Concept Mapping: Understanding Mobile Banking

The second quarter has started, and in our Rapid Ideation and Creative Problem Solving class we are learning how to redesign a mobile banking application.
The first step in our process has been to create a high level Concept Map of the basic activities that entail managing ones money through a mobile app.
I decided to choose my Bank of America mobile application since it is the one that I use the most. I have always had mixed feelings with this application and its web counterpart. The mobile app seems easier to use in some aspects but harder for others, and viceversa.
Before we dived into concept mapping, as a group, we started by brainstorming a bunch of words that we associated with banking. With these words, we created a 2×2 matrix in order to identify relationships between the main features / actions related to banking. The rows & columns with the greater number of interactions/relationships between each other are the ones that I identified as the essential features of the mobile banking activity:
2×2 Banking Matrix
 
Highlight 2x2 matrix

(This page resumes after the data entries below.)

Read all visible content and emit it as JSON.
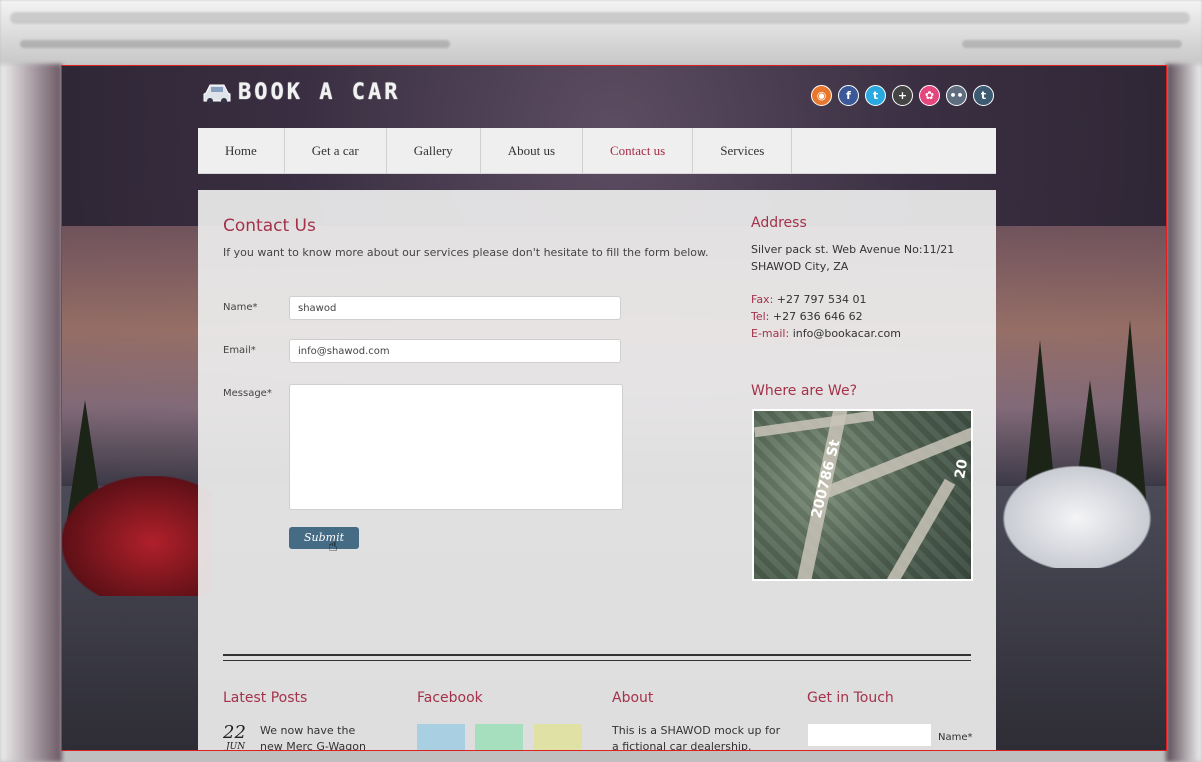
{
  "site": {
    "logo_text": "BOOK A CAR"
  },
  "social": [
    "rss-icon",
    "facebook-icon",
    "twitter-icon",
    "plus-icon",
    "dribbble-icon",
    "flickr-icon",
    "tumblr-icon"
  ],
  "nav": {
    "items": [
      "Home",
      "Get a car",
      "Gallery",
      "About us",
      "Contact us",
      "Services"
    ],
    "active": "Contact us"
  },
  "contact": {
    "title": "Contact Us",
    "intro": "If you want to know more about our services please don't hesitate to fill the form below.",
    "name_label": "Name*",
    "name_value": "shawod",
    "email_label": "Email*",
    "email_value": "info@shawod.com",
    "message_label": "Message*",
    "message_value": "",
    "submit_label": "Submit"
  },
  "address": {
    "heading": "Address",
    "line1": "Silver pack st. Web Avenue No:11/21",
    "line2": "SHAWOD City, ZA",
    "fax_label": "Fax:",
    "fax": "+27 797 534 01",
    "tel_label": "Tel:",
    "tel": "+27 636 646 62",
    "email_label": "E-mail:",
    "email": "info@bookacar.com"
  },
  "map": {
    "heading": "Where are We?",
    "street_label": "200786 St",
    "street_label2": "20"
  },
  "footer": {
    "latest_posts": "Latest Posts",
    "post_day": "22",
    "post_month": "JUN",
    "post_text": "We now have the new Merc G-Wagon",
    "facebook": "Facebook",
    "about": "About",
    "about_text": "This is a SHAWOD mock up for a fictional car dealership. Integer",
    "get_in_touch": "Get in Touch",
    "touch_name_label": "Name*"
  },
  "colors": {
    "accent": "#a3324a",
    "button": "#456b85"
  }
}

Once I identified these essential features, I translated them into a more digestible visualization – this is how the following “Relationships” Concept Map was created:

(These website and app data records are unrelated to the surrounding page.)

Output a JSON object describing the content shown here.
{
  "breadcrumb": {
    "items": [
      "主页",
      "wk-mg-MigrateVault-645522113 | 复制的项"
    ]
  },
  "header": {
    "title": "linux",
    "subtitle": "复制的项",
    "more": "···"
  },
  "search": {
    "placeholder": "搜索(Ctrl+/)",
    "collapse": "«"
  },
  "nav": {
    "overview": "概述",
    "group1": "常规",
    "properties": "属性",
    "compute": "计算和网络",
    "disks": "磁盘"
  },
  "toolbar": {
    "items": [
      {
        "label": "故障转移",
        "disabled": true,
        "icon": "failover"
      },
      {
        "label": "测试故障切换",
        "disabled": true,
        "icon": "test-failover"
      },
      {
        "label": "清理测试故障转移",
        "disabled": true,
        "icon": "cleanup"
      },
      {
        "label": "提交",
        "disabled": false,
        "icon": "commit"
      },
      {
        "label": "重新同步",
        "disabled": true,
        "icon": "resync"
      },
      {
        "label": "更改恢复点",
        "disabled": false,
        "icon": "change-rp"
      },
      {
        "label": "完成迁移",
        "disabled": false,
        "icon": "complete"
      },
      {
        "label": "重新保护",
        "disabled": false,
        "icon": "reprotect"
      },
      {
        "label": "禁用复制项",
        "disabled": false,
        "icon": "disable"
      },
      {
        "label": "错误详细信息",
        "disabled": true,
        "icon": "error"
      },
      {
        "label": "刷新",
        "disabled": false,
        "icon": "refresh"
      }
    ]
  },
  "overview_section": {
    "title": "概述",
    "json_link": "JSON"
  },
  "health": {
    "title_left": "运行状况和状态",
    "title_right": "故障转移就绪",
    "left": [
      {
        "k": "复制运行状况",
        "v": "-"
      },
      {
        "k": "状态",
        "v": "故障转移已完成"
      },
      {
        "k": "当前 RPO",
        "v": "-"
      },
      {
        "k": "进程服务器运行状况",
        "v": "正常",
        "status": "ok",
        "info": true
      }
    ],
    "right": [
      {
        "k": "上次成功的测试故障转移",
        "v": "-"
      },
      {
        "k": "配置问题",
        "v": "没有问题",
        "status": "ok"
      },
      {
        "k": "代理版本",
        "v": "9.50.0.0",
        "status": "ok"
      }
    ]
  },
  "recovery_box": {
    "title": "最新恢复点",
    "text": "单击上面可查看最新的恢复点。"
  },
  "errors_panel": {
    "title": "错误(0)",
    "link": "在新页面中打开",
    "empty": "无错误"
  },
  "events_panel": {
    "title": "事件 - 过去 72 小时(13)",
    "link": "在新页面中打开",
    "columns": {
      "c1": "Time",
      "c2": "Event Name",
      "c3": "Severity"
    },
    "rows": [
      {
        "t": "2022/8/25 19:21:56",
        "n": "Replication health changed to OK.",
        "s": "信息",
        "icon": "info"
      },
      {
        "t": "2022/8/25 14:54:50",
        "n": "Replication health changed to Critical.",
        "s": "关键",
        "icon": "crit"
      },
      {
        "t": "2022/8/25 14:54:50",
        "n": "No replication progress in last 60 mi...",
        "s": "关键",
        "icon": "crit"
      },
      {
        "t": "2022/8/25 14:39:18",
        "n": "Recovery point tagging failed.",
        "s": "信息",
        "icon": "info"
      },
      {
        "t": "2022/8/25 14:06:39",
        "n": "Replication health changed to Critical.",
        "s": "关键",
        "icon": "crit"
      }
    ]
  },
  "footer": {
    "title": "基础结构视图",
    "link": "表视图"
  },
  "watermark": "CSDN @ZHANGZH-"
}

Relationships Concept Map (Low Fidelity)

Relationships - concept map

After this first attempt, I switched to Sketch and re-created a high fidelity version of the map:

Relationships Concept Map

%22Relationships%22 Concept Map(no title)

After our relationships map, we started by “dissecting” the existing application. We did this by taking a screenshot of every single screen on the app. We were to explore features that we had never imagined existed. We ended up with hundreds of screens. This helped us create an understanding of how the flow of the application worked, and it looked something like this:

Existing Screen Inventory 

Screen Shot 2017-10-30 at 11.27.34 AM

We then created a Navigation Information Architecture Concept Map based on the existing application. It got very saturated and complex after a while.

Existing Navigation Information Architecture Map

Existing-BoA

Legend

  • Circle size: I decided to communicate features with higher number of options by enclosing them in a big circle, the more options the feature had, the bigger the circle.
  • Line weight: I also decided to communicate higher frequency of feature use by using a thicker line weight.
  • Dashed circle: Are the customizable features that you can add from “settings”.

After recreating the existing Bank of America mobile application concept map, my understanding of the use of the app was bigger and brighter. I discovered new features I still don’t know if I’m ever going to use, but it also helped me think about possible use case scenarios of how I would go about using the app for a particular situation I were to encounter.

I used this new knowledge to create a redesigned version of the BoA mobile application:

Redesigned - BoA Concept Map

For my redesigned version, I highlighted blue and relocated the areas that I’ve noticed are important and might not currently be in the right place. BoA’s application puts their “Help” button front and center – which stays on the header – so that users can access and type in their questions for self-help. But a more clear placement and wording could guide users accomplish their most common banking tasks in an efficient way.

Bank of America’s mobile application has many features and products that can make it somewhat difficult to navigate, although I attribute the navigation difficulty to a few interactive elements. The app allows for customization which aims to fit different user needs. But this customization capability isn’t immediately obvious and can go unnoticed by many users. I asume this could be especially the case for those users that don’t take the time to explore the capabilities and who just prefer to schedule an appointment at a branch for their needs.

For the rest of this second quarter we will continue working on re-designing our banks mobile application. I’m excited to show the rest of the process!